"Years of potential life lost (YPLL), we believe, is a better indicator in revealing the magnitude of the firearm epidemic in the United States," he added. "Calculating YPLL secondary to firearms better quantifies the economic and social losses that occur with these premature deaths."

He traced the motivation for the study back to a discussion about CDC data repeatedly showing an increase in firearm deaths in the U.S., which he said was concerning but "only told one piece of the story."

Researchers set out to examine the evolution of firearm-related deaths on the basis of sex, race and geographical location.

They found that the YPLL for firearms was 1.42 million in 2018, compared with 1.34 million for car accidents. Firearm-related deaths were highest in the South, followed by the West, Midwest and Northeast.

Men made up the vast majority — 85.4% — of the 38,929 firearm deaths reported by the CDC in 2018. That year, firearm suicide was highest among white males, making up 49.3% of total firearm deaths. Firearm homicide was highest in the Black male population, making up 18.3% of the total share.

During that 10-year period, white men had 4.95 million years of potential life lost due to firearm suicide, while Black men had 3.2 million years of potential life lost due to homicide-related firearm deaths.

Klein pointed to these two hard-hit populations as a case study for why YPLL is a "better indicator in discussing the firearm epidemic."

"If one were to just examine the total number of deaths it would be noted that over 170,000 white male suicides occurred and just over 63,000 black male homicides occurred over this 10 year period — both astonishingly high numbers," he said, adding that they don't paint the full picture.

Young Black men lose more years of potential life

He said further calculations show that Black male homicides account for an average 50.5 YPLL per death, while white male suicides account for 29.1 YPLL.

"By including this data, we see that despite the large disparity in total number of deaths between these two populations, due to the younger age of Black male homicide victims, the YPLL are actually closer than would be expected over the study period (4.95 million YPLL vs 3.2 million YPLL)," he explained.

Researchers say that understanding the epidemiology of trauma can aid with better resource allocation, awareness, public information and suicide and injury prevention efforts.

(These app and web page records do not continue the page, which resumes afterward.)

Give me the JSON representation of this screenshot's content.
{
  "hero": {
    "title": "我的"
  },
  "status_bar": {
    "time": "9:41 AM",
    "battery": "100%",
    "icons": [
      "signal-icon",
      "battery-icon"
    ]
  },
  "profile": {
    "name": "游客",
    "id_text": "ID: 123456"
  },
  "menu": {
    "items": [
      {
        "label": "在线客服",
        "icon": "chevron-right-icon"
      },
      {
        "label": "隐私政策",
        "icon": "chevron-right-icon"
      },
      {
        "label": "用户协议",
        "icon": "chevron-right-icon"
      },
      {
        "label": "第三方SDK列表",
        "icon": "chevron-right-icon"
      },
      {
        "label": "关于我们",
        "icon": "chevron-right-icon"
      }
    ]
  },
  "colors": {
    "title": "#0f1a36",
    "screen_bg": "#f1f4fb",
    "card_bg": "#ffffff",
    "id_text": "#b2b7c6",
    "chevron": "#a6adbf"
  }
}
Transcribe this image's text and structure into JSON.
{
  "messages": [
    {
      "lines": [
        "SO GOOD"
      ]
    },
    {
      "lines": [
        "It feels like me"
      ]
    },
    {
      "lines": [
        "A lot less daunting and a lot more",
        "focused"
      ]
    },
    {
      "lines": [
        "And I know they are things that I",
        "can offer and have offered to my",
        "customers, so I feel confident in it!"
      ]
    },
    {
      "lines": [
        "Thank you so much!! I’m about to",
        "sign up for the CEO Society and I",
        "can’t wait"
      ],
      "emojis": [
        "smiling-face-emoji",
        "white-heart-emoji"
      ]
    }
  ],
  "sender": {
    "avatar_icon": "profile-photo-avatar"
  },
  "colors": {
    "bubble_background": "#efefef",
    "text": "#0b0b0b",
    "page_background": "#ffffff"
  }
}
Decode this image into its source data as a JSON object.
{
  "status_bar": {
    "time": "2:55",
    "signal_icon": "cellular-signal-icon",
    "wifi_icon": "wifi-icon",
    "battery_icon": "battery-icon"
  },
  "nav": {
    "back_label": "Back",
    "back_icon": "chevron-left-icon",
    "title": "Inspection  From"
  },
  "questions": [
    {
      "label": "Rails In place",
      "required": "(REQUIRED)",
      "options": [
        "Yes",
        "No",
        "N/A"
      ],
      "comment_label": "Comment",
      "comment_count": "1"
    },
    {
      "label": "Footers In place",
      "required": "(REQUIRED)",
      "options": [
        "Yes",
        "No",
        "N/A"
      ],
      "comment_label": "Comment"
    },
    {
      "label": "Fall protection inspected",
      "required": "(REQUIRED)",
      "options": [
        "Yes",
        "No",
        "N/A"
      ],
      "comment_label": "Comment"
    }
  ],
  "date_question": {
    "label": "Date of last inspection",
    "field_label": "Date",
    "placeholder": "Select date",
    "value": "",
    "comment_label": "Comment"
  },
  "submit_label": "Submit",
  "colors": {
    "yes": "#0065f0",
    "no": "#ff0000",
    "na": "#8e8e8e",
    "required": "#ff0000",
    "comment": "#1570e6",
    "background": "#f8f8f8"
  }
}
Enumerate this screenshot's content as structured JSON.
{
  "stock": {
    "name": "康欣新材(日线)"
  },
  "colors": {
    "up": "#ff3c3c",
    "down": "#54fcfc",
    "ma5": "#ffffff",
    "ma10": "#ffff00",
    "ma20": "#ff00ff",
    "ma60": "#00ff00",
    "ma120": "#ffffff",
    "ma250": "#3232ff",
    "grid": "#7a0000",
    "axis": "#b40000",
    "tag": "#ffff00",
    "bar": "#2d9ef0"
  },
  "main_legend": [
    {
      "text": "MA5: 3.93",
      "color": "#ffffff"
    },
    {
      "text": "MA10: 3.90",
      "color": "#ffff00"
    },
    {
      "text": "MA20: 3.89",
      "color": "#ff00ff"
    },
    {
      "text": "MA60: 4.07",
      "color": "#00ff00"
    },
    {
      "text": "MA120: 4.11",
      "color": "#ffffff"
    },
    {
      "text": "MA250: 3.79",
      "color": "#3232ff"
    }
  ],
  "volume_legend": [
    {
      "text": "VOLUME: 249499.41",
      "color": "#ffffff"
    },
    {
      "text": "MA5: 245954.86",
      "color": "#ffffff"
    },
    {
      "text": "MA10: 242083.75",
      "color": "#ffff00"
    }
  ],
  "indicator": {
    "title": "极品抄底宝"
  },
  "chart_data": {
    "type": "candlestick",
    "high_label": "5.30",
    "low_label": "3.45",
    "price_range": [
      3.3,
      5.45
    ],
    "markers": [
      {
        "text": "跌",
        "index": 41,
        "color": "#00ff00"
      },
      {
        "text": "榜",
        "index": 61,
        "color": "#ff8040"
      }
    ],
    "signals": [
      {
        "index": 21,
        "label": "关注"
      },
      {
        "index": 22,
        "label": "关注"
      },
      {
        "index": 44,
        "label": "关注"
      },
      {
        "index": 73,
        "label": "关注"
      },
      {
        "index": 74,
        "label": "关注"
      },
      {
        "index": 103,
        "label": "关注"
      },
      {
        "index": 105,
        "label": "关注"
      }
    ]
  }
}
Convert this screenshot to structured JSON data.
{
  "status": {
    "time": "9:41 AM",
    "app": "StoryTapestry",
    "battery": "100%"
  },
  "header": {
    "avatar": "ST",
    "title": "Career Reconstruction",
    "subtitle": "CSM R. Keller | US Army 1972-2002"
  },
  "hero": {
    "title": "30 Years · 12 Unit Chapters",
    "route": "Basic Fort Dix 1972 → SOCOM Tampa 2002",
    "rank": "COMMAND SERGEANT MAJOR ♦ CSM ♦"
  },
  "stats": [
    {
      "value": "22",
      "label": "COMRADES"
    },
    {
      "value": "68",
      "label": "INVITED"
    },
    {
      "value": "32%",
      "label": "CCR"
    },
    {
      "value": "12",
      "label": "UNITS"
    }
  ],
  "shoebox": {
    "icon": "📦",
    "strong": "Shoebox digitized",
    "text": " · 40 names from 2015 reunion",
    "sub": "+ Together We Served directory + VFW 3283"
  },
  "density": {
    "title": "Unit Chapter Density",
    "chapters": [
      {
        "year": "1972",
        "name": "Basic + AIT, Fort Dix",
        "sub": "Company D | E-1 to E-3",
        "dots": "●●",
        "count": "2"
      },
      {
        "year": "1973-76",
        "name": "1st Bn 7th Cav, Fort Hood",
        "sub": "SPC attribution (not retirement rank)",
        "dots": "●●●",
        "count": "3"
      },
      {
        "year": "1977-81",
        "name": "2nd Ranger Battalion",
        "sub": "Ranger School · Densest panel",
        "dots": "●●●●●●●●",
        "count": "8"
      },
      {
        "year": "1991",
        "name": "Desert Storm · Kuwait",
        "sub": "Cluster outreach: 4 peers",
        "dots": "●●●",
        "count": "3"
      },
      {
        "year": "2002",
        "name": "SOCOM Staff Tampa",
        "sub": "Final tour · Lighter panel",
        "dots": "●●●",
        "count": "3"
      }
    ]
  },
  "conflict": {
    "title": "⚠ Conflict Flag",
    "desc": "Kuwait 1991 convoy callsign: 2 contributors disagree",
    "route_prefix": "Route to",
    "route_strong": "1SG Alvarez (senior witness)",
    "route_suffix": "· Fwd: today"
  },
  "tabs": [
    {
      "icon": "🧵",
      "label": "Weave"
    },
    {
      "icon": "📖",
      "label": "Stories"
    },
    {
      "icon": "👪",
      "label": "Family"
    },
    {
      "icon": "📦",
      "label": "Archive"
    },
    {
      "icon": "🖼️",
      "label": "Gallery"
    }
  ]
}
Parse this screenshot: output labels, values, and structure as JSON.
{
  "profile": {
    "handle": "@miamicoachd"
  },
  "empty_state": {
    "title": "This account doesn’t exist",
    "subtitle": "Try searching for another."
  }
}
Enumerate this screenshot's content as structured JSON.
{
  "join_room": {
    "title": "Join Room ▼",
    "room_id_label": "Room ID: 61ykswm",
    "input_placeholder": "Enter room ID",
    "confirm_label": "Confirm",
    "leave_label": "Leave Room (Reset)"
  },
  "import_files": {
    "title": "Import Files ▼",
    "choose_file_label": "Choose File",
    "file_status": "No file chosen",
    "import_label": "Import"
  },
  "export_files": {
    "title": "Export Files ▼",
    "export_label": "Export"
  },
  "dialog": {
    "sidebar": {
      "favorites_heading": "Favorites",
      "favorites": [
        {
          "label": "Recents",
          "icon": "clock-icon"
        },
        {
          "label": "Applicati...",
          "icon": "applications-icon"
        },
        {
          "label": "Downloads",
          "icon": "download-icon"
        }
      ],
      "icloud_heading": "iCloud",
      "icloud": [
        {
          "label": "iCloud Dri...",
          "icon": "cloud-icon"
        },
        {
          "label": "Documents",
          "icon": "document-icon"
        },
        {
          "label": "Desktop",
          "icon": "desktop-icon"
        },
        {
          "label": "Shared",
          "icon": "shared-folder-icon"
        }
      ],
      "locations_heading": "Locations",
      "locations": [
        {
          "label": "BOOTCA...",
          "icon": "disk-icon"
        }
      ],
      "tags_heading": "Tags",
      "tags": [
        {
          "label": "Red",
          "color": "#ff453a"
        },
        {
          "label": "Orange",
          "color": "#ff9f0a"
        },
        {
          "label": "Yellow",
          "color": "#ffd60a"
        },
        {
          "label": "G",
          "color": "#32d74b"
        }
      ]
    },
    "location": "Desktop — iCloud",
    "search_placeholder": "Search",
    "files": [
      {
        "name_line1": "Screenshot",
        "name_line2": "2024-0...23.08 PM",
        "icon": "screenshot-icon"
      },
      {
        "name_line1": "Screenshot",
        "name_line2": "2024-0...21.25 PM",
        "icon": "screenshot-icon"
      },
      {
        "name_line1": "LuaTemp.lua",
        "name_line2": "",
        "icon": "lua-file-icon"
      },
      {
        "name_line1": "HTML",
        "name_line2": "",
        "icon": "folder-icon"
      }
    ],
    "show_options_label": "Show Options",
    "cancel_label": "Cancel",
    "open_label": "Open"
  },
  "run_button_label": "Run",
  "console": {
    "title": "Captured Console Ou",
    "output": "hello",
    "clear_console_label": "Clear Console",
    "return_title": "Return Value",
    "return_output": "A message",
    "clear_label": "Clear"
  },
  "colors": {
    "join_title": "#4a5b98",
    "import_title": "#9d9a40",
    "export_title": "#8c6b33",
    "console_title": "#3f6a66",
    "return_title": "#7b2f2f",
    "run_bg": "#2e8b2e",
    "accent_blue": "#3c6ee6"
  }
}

They cited previous studies showing that the U.S. struggles more with firearm ownership, mass shootings, injuries and death when compared with other developed countries.

And while the number of firearms within a state or region cannot fully predict suicide, homicide or violent crime rates, researchers added, the availability of guns should be considered when discussing trauma and injury prevention strategies.

"The demand for total freedom and the second amendment have resulted in high access to firearms in this country and this is undisputable," they wrote. "The main argument is that the right to bear arms to prevent injury or to defend against aggressors may result in a small number of preventable deaths is a plausible theory, however, the data reveal that the resulting access to firearms has equated to magnitudes of death due to firearm suicides in the same individuals demanding access to firearms."

The authors argue that effective suicide prevention efforts should include limiting access to all methods of suicide, firearms included, for at-risk populations.


If you or someone you know may be considering suicide, contact the National Suicide Prevention Lifeline at 1-800-273-8255 (En Español: 1-888-628-9454; Deaf and Hard of Hearing: 1-800-799-4889) or the Crisis Text Line by texting HOME to 741741.


This story originally appeared in the Morning Edition live blog.

Copyright 2022 NPR. To see more, visit https://www.npr.org.